Biological males should not be competing with biological females in sports, according to a growing number of current and former high-level athletes.
That now includes Olympics swimming legend Michael Phelps, who waded into the controversy involving transgender swimmer Lia Thomas, a biological male and University of Pennsylvania competitor who has undergone a year of testosterone suppression therapy but is continuing to dominate all-female competitions.
Currently, NCAA rules require at least a year of the therapy, but critics — and a growing number of scientific studies — say that despite the treatment, Thomas still retains an unfair advantage, though ironically, ‘she’ was defeated by a transgender male swimmer from Yale last week.
In an interview with CNN host Christiane Amanpour, Phelps said that sports must “be played on an even playing field,” something Thomas’s critics say isn’t attainable when a biological male completes against biological females.
“Look, like, I will say — I can talk from a standpoint of doping. I don’t think I have competed in a clean field in my entire career,” Phelps said. “So, I think this leads back to the organizing committees again, because it has to be a level playing field.
“I think that’s something that we all need, because it’s — like, that’s what sports are,” Phelps noted further. “And, for me, I don’t know where this is going to go.
“I don’t know what’s going to happen,” he added. “I believe that we all should feel comfortable with who we are in our own skin. But I think sports should all be played on an even playing field. I don’t know what that looks like in the future. But it’s hard.”
Phelps, who won 23 Olympic gold medals in his career, said that the situation is “very complicated” but added that there should be fairness in all sports competitions.
“This has been my sport my whole entire career.

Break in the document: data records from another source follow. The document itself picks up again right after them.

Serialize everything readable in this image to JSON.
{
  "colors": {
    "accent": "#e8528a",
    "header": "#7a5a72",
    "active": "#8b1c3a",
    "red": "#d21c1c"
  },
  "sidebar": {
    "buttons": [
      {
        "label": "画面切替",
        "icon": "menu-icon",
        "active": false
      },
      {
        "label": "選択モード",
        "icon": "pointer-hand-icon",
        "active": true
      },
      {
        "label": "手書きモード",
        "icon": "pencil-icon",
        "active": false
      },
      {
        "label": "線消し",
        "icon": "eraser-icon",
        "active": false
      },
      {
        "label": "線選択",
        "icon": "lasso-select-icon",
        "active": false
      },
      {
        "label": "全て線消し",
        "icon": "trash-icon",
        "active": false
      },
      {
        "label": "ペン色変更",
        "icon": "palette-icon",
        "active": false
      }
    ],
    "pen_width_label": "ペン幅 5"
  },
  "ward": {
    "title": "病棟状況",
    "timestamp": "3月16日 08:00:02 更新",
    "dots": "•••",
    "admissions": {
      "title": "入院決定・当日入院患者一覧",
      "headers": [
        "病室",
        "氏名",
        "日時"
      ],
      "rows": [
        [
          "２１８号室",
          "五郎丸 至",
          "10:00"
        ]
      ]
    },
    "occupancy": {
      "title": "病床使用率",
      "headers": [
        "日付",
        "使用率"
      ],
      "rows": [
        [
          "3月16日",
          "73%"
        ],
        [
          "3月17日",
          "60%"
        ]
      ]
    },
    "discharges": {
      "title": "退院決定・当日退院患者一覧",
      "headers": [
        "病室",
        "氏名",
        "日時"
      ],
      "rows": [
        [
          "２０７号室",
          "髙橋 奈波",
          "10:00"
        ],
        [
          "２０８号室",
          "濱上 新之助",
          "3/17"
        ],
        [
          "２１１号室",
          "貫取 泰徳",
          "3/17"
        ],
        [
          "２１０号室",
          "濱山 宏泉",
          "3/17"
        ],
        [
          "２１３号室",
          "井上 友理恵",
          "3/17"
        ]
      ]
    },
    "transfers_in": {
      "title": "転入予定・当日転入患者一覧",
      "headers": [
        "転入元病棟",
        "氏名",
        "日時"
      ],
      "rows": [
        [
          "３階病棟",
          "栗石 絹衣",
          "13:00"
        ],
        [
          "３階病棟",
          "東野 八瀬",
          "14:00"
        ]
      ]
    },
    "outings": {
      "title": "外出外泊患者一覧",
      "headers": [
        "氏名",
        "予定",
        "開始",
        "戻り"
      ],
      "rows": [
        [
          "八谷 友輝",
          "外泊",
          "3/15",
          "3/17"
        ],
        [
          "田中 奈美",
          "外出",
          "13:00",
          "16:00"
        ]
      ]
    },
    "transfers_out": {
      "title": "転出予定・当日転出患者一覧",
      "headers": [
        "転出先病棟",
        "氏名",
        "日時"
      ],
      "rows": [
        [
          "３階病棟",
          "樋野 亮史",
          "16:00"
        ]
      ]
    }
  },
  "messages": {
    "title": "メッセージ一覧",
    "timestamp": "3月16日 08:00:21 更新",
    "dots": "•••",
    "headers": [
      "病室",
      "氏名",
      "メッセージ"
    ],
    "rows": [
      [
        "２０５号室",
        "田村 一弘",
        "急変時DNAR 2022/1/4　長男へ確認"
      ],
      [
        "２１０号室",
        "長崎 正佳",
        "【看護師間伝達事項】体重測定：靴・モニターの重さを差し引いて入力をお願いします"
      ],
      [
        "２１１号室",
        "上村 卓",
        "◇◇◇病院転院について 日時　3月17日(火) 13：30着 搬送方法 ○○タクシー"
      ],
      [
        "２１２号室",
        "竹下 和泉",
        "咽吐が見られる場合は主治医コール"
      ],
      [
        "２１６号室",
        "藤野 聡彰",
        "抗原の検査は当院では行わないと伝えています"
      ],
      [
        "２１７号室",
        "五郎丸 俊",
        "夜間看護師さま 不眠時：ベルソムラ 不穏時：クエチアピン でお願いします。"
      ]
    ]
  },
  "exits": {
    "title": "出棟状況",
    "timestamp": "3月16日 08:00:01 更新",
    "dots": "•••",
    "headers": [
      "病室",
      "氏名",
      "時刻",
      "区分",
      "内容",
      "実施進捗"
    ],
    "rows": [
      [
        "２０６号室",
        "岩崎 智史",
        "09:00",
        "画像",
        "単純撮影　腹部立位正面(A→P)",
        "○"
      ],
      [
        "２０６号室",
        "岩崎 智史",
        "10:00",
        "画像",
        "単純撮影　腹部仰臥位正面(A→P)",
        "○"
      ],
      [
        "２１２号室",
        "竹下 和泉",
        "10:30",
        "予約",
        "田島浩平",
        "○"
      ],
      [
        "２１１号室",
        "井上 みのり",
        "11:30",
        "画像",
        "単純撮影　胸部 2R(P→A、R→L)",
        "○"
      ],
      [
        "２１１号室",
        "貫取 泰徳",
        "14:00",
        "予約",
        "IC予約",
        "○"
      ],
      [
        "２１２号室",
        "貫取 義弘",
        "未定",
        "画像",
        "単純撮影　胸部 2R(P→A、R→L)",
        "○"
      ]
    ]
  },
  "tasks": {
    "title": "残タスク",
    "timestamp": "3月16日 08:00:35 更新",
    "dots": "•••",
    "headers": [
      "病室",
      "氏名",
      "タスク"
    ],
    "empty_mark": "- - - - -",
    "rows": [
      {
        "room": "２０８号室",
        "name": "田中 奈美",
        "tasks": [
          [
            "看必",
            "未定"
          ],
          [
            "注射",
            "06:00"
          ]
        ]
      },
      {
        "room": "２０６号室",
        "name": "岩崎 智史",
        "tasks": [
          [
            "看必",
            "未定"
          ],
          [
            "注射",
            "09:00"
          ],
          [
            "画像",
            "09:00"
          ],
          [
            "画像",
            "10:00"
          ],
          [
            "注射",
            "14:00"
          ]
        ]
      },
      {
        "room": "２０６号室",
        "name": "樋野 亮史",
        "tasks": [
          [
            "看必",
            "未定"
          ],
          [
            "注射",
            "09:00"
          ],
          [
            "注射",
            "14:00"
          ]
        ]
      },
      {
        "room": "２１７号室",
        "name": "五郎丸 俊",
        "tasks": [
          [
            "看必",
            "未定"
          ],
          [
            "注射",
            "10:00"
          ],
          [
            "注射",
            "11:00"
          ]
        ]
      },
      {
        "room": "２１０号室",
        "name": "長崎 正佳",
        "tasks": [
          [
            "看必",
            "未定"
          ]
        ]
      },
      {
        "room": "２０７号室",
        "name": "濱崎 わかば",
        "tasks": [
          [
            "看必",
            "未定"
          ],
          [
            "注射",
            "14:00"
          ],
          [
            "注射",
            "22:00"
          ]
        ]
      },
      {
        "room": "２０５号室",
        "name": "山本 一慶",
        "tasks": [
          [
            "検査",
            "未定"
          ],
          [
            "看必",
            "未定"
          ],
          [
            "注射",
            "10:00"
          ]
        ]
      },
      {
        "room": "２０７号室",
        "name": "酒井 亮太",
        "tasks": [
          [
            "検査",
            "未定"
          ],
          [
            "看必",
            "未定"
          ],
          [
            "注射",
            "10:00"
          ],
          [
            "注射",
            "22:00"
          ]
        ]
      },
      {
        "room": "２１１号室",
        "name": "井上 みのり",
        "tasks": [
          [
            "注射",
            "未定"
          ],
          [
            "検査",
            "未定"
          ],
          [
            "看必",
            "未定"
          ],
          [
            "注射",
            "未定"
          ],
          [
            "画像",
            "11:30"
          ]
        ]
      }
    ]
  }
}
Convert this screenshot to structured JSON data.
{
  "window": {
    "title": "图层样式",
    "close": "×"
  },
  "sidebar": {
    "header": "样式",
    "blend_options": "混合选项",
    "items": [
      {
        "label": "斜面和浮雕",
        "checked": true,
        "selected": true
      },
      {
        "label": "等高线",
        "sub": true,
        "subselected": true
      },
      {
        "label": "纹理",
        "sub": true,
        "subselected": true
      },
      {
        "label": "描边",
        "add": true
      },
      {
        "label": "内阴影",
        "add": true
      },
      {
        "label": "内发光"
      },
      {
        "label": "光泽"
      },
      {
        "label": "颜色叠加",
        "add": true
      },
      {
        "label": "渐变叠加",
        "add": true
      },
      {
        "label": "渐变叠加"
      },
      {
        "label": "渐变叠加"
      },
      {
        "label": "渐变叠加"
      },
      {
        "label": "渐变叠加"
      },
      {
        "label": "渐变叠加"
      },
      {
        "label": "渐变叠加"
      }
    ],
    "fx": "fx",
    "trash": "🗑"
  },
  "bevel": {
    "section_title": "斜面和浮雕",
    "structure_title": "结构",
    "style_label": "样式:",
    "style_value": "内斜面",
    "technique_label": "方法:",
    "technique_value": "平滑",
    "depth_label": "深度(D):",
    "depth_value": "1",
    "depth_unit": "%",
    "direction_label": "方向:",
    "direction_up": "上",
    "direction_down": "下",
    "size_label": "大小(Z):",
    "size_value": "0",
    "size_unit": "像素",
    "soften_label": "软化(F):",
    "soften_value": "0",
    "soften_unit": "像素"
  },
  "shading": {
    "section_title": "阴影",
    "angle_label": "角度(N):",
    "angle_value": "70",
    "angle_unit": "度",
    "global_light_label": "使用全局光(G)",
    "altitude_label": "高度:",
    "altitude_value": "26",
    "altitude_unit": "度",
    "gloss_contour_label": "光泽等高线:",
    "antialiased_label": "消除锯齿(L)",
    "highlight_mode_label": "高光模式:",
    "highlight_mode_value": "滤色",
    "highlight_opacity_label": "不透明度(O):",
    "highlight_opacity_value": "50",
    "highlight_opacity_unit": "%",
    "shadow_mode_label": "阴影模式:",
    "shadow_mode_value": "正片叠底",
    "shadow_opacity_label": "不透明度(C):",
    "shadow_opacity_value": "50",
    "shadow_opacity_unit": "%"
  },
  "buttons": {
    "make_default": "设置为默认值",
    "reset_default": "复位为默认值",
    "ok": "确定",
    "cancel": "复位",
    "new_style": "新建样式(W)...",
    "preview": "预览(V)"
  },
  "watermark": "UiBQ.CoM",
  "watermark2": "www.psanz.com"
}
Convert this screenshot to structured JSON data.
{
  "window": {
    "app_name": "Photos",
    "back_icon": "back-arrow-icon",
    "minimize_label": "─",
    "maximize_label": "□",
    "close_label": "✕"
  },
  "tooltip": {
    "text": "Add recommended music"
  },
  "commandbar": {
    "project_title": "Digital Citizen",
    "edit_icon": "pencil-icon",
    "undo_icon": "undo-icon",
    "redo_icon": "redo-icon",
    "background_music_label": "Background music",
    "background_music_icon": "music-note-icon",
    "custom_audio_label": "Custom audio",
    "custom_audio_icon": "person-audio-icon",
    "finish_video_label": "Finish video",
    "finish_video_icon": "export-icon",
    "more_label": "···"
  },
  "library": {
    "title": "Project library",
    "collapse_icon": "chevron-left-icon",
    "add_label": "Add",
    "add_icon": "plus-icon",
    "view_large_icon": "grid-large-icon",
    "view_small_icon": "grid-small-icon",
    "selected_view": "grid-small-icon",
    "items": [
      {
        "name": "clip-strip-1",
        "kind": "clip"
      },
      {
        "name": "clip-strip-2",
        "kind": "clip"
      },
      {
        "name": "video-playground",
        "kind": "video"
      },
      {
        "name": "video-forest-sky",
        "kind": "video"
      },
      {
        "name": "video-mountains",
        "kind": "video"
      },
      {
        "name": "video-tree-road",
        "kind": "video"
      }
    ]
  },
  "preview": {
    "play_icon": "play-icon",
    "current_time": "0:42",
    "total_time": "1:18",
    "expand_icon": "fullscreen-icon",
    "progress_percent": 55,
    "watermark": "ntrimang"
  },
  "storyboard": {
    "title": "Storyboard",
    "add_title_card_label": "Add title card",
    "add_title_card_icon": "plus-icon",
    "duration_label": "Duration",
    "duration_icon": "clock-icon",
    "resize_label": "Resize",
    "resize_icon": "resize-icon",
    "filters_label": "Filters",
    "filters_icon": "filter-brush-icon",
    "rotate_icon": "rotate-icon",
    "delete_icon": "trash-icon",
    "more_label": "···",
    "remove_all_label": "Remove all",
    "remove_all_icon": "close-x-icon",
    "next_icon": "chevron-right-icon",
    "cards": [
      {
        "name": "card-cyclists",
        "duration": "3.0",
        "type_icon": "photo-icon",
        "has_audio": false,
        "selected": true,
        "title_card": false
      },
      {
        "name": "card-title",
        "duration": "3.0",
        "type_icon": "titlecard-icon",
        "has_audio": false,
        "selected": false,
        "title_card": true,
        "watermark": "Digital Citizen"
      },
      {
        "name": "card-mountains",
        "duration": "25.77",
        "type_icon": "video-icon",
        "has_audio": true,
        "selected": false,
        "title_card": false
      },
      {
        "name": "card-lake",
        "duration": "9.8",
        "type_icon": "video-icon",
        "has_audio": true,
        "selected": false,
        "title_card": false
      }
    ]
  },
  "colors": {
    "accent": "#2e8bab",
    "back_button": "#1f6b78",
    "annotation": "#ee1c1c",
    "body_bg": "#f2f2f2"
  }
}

And I — honestly, the one thing I would love is everybody to be able to compete on an even playing field. That’s all I can say,” Phelps said.
Reacting to ongoing debate over trans college athlete Lia Thomas competing on the women’s swimming team, “it’s very complicated,” says @MichaelPhelps. “We all should feel comfortable with who we are in our own skin. But I think sports should be played on an even playing field.” pic.twitter.com/brsq7t2vJW
— Christiane Amanpour (@amanpour) January 13, 2022
Thomas made headlines again after allegedly comparing herself to Jackie Robinson, a black player who broke the color barrier in professional baseball and became the first black to be inducted into the Major League Baseball Hall of Fame.
“She compares herself to Jackie Robinson. She said she is like the Jackie Robinson of trans sports,” one of Thomas’ teammates told the Washington Examiner.
“She laughs about it and mocks the situation. Instead of caring or showing that she cares about what she’s doing or what she’s doing to her teammates, she’s not sympathetic or empathetic at all,” the teammate added.
“Lia never addressed our team. She never asked if it was OK. She never asked how we felt. She never tried to explain how she feels. She never has said anything to us as a group. She never addressed anything,” the teammate went on.
Several studies in recent years have found that only requiring a year of testosterone suppression therapy for a man transitioning to a woman is not sufficient to ensure there is fairness in women’s sports.
For instance, a study that the Macdonald–Laurier Institute, a Canadian think tank, released last month argued that “there is neither a medical intervention nor a clever philosophical argument that can make it fair for trans women to compete in women’s sport.” The study recommended finding other ways to include transgender women in sports competitions.
“For trans women who have successfully suppressed testosterone for 12 months, the extent of muscle/strength loss is only an approximately (and modest) -5% after 12 months,” the authors noted. “Testosterone suppression does not remove the athletic advantage acquired under high testosterone conditions at puberty, while the male musculoskeletal advantage is retained.”